The first year is truly the hardest year. Once you have your information in place and have won the award, you will be spending most of your time updating the information. However, I think to be truly effective it is worthwhile to "tweak" the document each year. For example in my District, we have a new theme every year. One year, we had a contest for elementary kids to draw pictures for the cover and dividers, another year we had historical documents, yet another year we highlighted a new school building in the district.
The nice thing about the MBA program is that there are so many ways to meet the program criteria. I have yet to see two budgets that looked anything alike. It can truly be an act of artistic impression.
You will use the thing. Like me, I'm sure you have reports that committees worked days on end to complete that end up sitting on shelves with no one looking at them, ever. This will not happen with an MBA document. One of the pleasant results of having the document is the amount of time you save looking up stuff. Enrollment information for past three years? Got it. Board goals? Got it. Capital Improvement projects? Got it. It's like the old Prego commercial, "It's in there."
Another benefit is the lack of questioning and suspicion. We had a public hearing this year to discuss the spending plan for over $46 million. We had not one question. The Board of Education adopted the budget at the next meeting. Again, no questions, just congratulations on a well-prepared document. You would think that providing a 193-page document would result in numerous questions, but the opposite is true. I have been told of years long ago when the budget was a green bar report which did little to pacify the packed board meetings with people demanding to know where the money was being spent. As the Superintendent said last week to me, "$46 million and no questions? That is amazing!"
I have to make one more point. I can hear you out there saying, "Well, it's 193 pages; I bet no one reads it; that's why there are no questions. Aha, got you!" The truth is that the document must be readable and understandable to the general public. This is critical to the success of the document. In addition, there is a concise executive summary that gives a brief but thorough glimpse of the budget. I will agree that many readers might not venture far past the summary, but they probably don't need to.
The benefits I have received in the past seven years of involvement in the MBA program has far exceeded the work I put into it. No question.
SO, WHAT NOW?

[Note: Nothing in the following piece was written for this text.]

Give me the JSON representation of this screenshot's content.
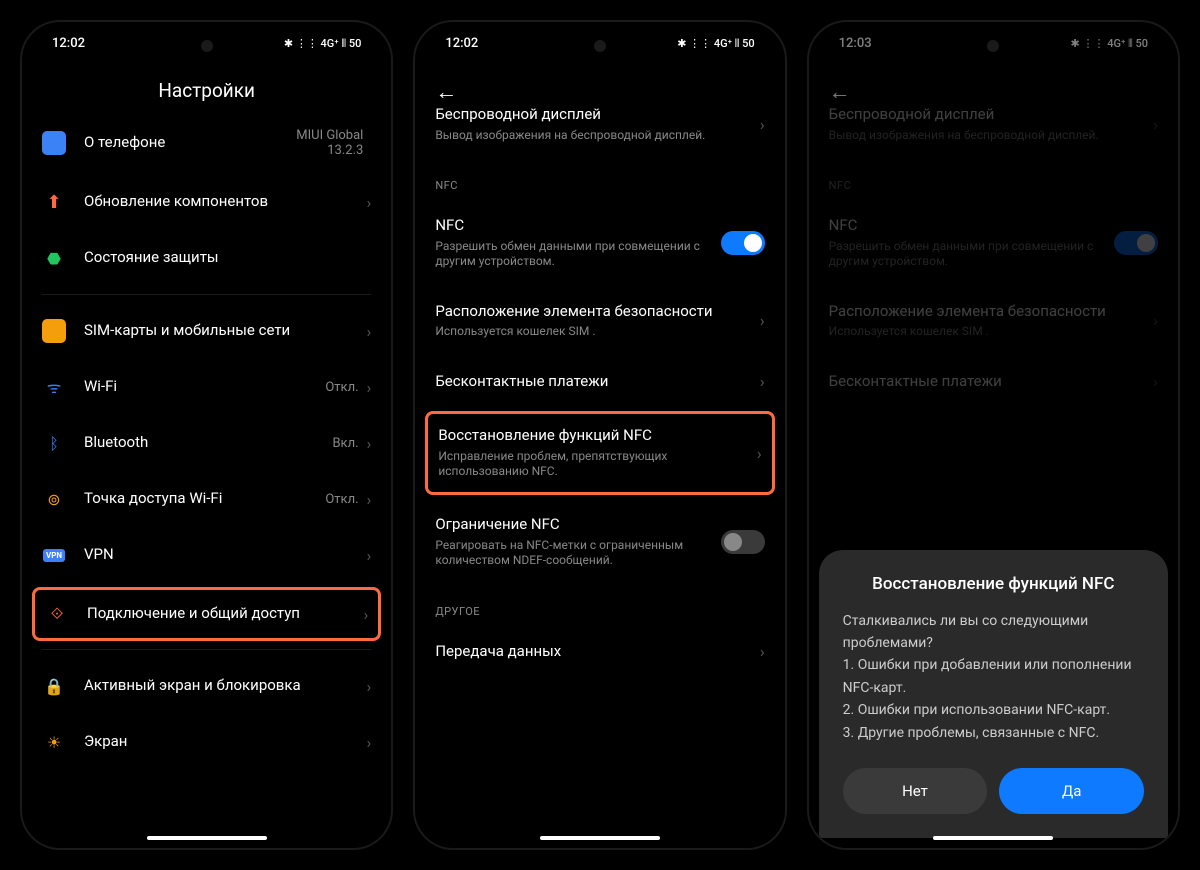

Check out ASBO's Website or call Vee Boehringer at ASBO (866/ 682-2729, x7069) for additional information and get started on your masterpiece.

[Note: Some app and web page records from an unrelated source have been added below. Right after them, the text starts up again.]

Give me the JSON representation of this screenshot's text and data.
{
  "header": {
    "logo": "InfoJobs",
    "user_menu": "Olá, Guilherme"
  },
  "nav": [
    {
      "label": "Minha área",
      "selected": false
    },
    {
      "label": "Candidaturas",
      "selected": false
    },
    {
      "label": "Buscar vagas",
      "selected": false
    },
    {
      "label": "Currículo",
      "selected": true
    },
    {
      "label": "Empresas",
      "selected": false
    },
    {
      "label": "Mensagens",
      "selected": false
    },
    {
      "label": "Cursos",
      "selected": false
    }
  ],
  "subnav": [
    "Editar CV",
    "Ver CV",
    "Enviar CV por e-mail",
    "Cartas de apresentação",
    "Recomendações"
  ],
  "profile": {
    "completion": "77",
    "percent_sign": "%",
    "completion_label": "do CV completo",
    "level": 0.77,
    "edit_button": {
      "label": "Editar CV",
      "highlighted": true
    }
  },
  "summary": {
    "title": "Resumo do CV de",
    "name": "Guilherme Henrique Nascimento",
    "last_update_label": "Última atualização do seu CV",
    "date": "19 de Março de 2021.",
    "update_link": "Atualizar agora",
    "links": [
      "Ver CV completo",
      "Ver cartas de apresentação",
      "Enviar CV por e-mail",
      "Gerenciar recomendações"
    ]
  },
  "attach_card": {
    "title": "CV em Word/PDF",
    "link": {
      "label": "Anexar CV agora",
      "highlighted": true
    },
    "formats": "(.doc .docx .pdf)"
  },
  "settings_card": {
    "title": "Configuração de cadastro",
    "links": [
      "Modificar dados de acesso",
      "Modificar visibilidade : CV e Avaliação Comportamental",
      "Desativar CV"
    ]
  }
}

James Graham is a former Chair of ASBO International's Meritorious Budget Awards Committee.